American Exported Black Nationalism
By Yohuru Williams
This essay explores how SNCC and the Black Panther Party contributed to the concept of a worldwide freedom struggle in the late 1960s and how their efforts were received abroad.
Nicolás Guillén: The Struggle against Two Racisms
By Carmen Gómez García
In this essay, excerpted from a chapter on the history of Cuban social poetry, Gómez García introduces the reader to Guillén’s poetry about racism in the United States. This is an ideal text for classes on poetry, Spanish, 20th-century U.S. history, and Latin American history.
W. E. B. Du Bois to Malcolm X: The Untold History of the Movement to Ban the Bomb
By Vincent Intondi
The Civil Rights Movement is often portrayed as purely domestic phenomena unrelated to foreign affairs, but many African Americans combined civil rights with peace, and thus broadened the Black freedom movement and helped define it in terms of global human rights.
Inside SNCC : International Connections
By Student Nonviolent Coordinating Committee
Growing up in the 1950s and 1960s, SNCC members were also influenced by the rising tide of liberation movements that followed World War II. As their commitment to the movement increased, they linked their own struggle for civil and human rights at home with anti-colonial struggles in Africa, Asia, and Latin America.
Who Killed Sammy Younge? SNCC, Vietnam, and the Fight for Racial Justice
By SNCC, 1966
Sammy Younge Jr’s murder prompted the release of SNCC’s powerful statement of protest against the Vietnam War. SNCC saw Younge’s murder as a clear example of the government’s supposed fight for freedom abroad at the same time it denied that freedom to its Black citizens at home.
Vietnam Comic Book
By Julian Bond
A history of the Vietnam War and examples of African American opposition to the war, presented in an easy to read format.
Massacre at Tlatelolco, Mexico
By Octavio Madigan Ruiz, Amy Sanders, and Meredith Sommers
A lesson on the Mexican student movement and the October 1968 massacre of hundreds of students.
Movers and Movements: Fighting for Social Justice in South Africa
By Brenda Randolph
Congo, Coltan, and Cell Phones: A People’s History
By Alison Kysia
More than 5 million people have been killed in Democratic Republic of the Congo since the late 1990s. Just as the bloodshed of the colonial period was financed by highly lucrative natural resources like rubber, the violence today is likewise fueled by natural resources, including coltan, a mineral required for cell phone production. This role play activity allows students to look back at Congo’s history and see the connections between the brutality of colonialism and the contemporary injustice in Congo.

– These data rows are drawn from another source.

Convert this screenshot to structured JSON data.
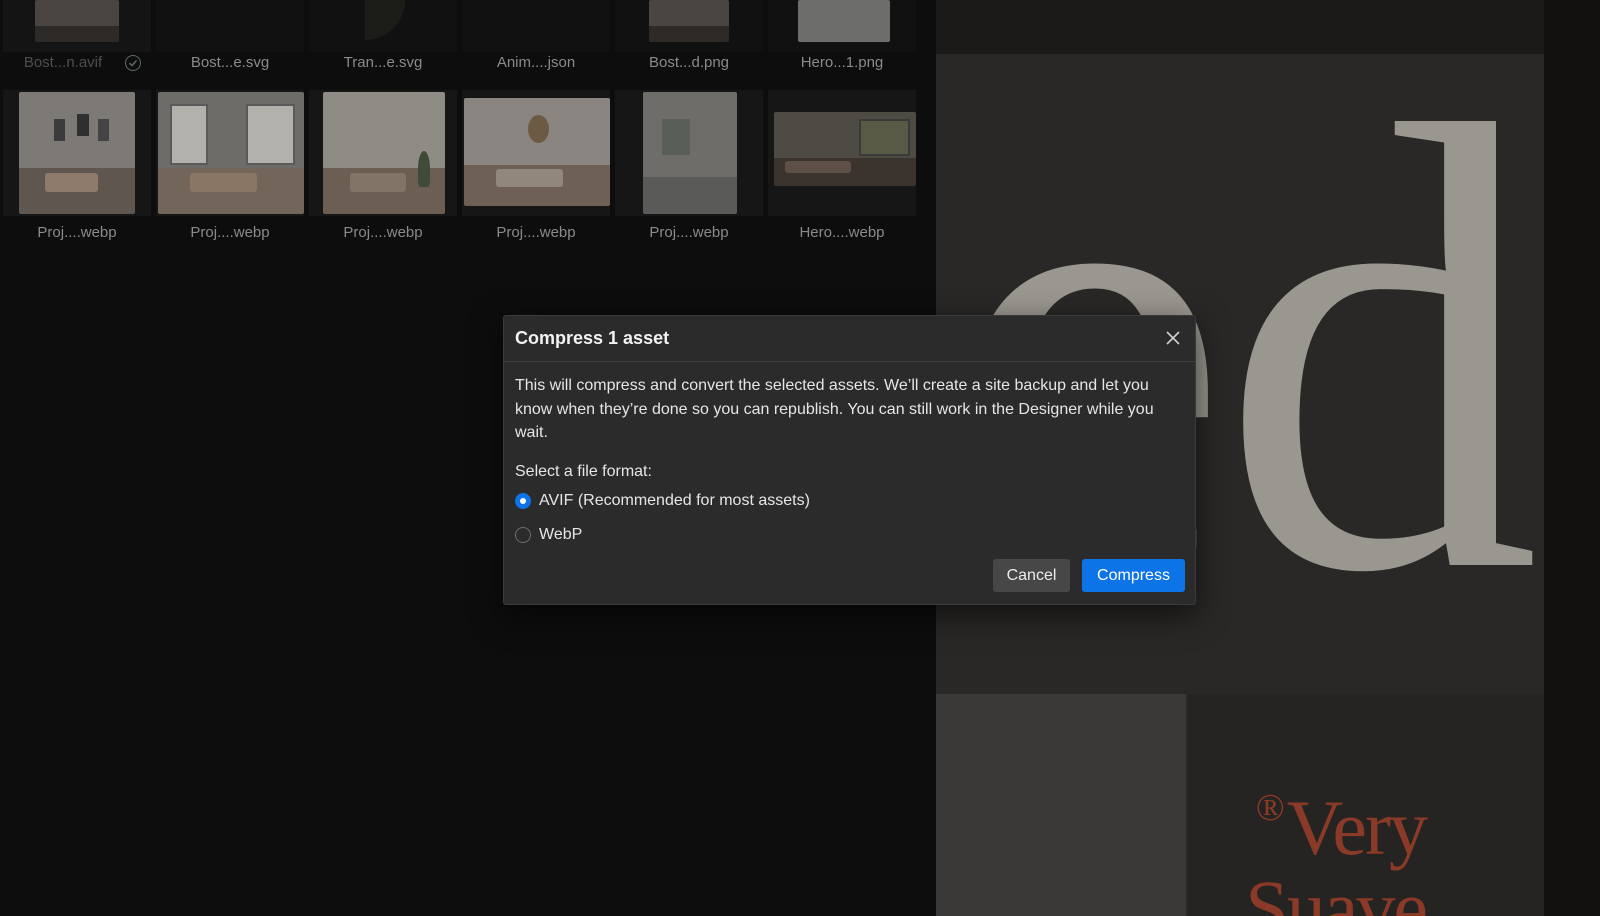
{
  "asset_panel": {
    "row1": [
      {
        "label": "Bost...n.avif",
        "checked": true
      },
      {
        "label": "Bost...e.svg"
      },
      {
        "label": "Tran...e.svg"
      },
      {
        "label": "Anim....json"
      },
      {
        "label": "Bost...d.png"
      },
      {
        "label": "Hero...1.png"
      }
    ],
    "row2": [
      {
        "label": "Proj....webp"
      },
      {
        "label": "Proj....webp"
      },
      {
        "label": "Proj....webp"
      },
      {
        "label": "Proj....webp"
      },
      {
        "label": "Proj....webp"
      },
      {
        "label": "Hero....webp"
      }
    ]
  },
  "canvas": {
    "big_letters": "ed",
    "brand_reg": "®",
    "brand_line1": "Very",
    "brand_line2": "Suave"
  },
  "dialog": {
    "title": "Compress 1 asset",
    "body": "This will compress and convert the selected assets. We’ll create a site backup and let you know when they’re done so you can republish. You can still work in the Designer while you wait.",
    "format_label": "Select a file format:",
    "options": [
      {
        "label": "AVIF (Recommended for most assets)",
        "selected": true
      },
      {
        "label": "WebP",
        "selected": false
      }
    ],
    "cancel_label": "Cancel",
    "compress_label": "Compress"
  },
  "colors": {
    "accent": "#0d74e8",
    "dialog_bg": "#2b2b2b",
    "brand_red": "#8a3a26"
  }
}
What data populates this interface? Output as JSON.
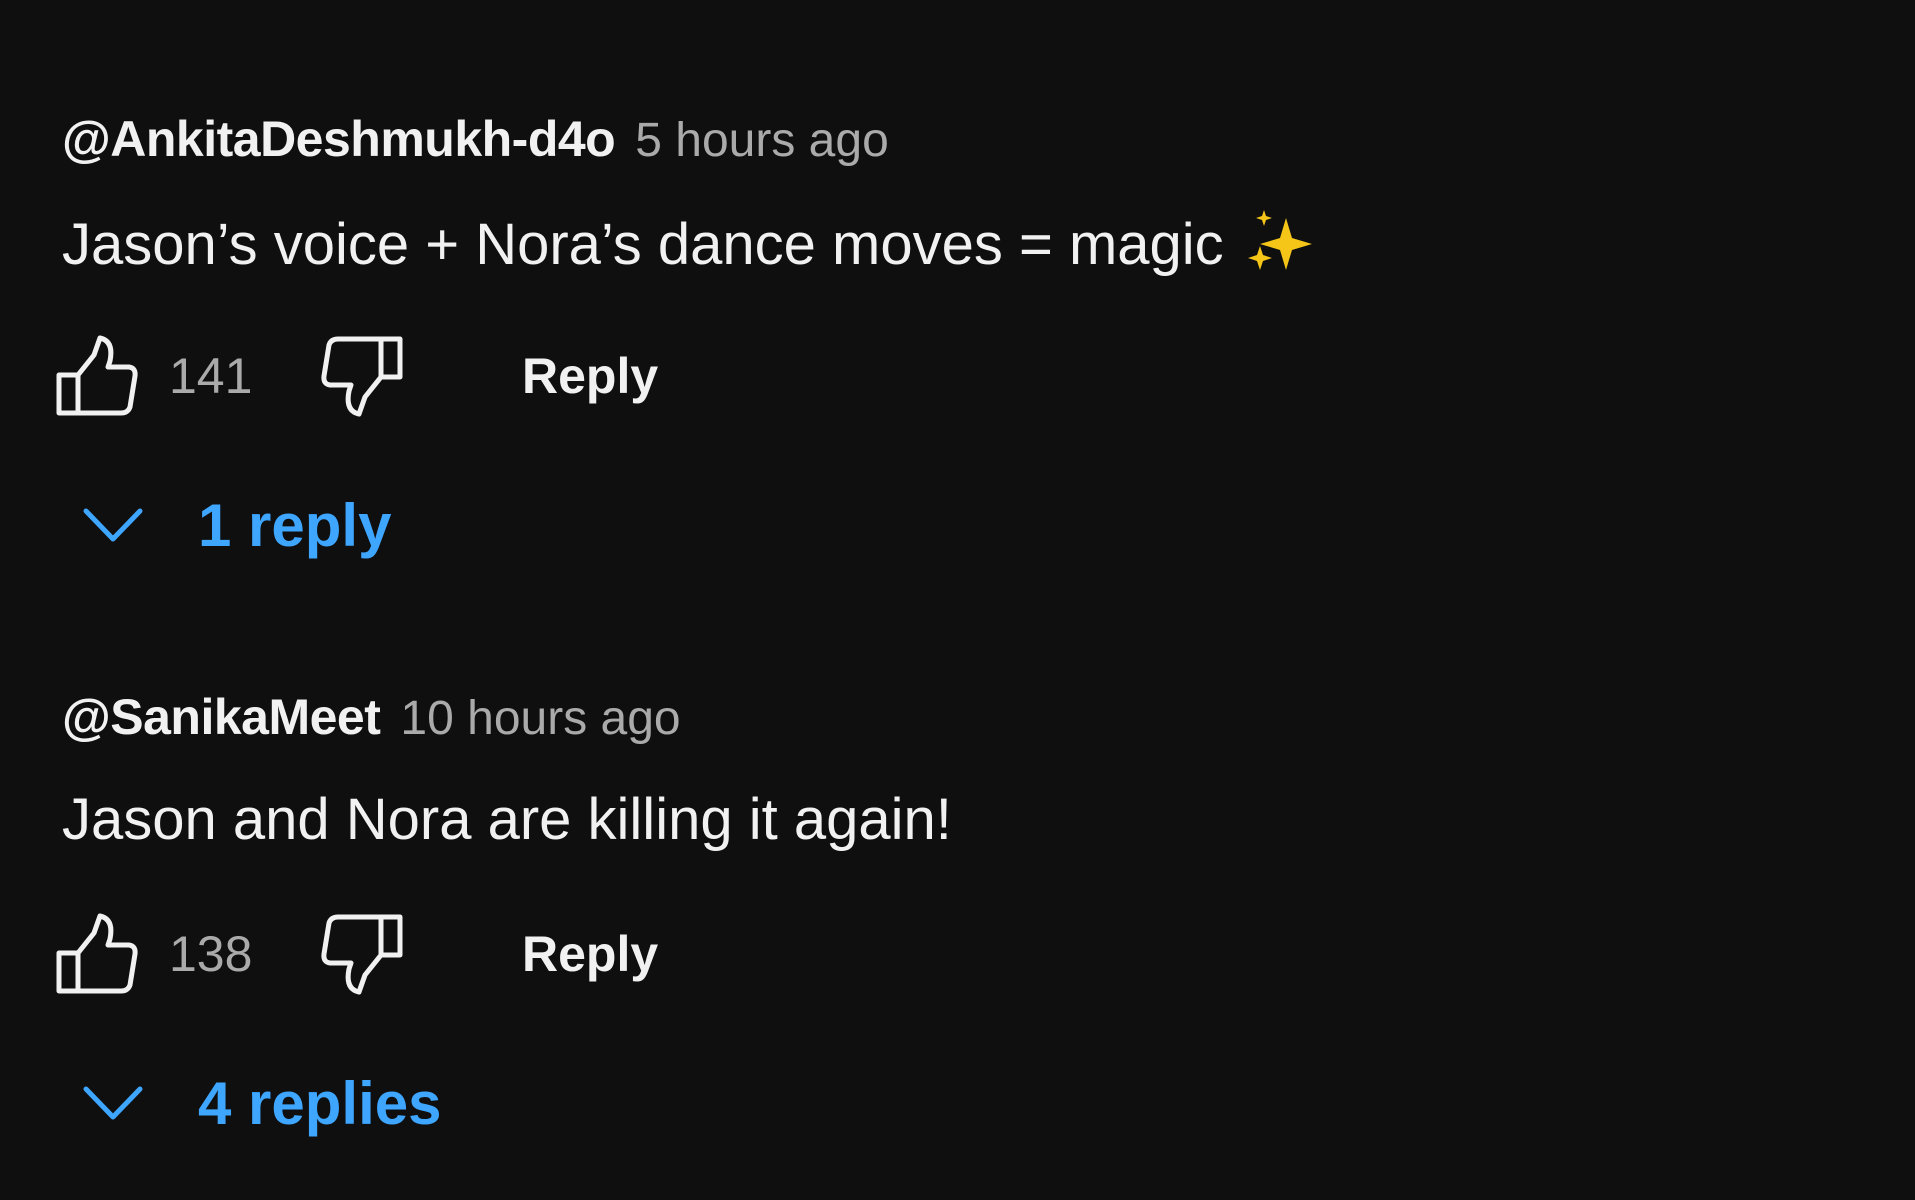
{
  "comments": [
    {
      "author": "@AnkitaDeshmukh-d4o",
      "time": "5 hours ago",
      "text": "Jason’s voice + Nora’s dance moves = magic",
      "emoji": "sparkles-emoji",
      "likes": "141",
      "reply_label": "Reply",
      "replies_label": "1 reply"
    },
    {
      "author": "@SanikaMeet",
      "time": "10 hours ago",
      "text": "Jason and Nora are killing it again!",
      "likes": "138",
      "reply_label": "Reply",
      "replies_label": "4 replies"
    }
  ],
  "colors": {
    "background": "#0f0f10",
    "primary_text": "#f1f1f1",
    "secondary_text": "#aaaaaa",
    "link_blue": "#3ea6ff",
    "sparkle_yellow": "#f5c518"
  },
  "icons": [
    "thumbs-up-icon",
    "thumbs-down-icon",
    "chevron-down-icon",
    "sparkles-emoji"
  ]
}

Recommended books, films, and more for further learning about international connections.
By Martin Luther King, Jr.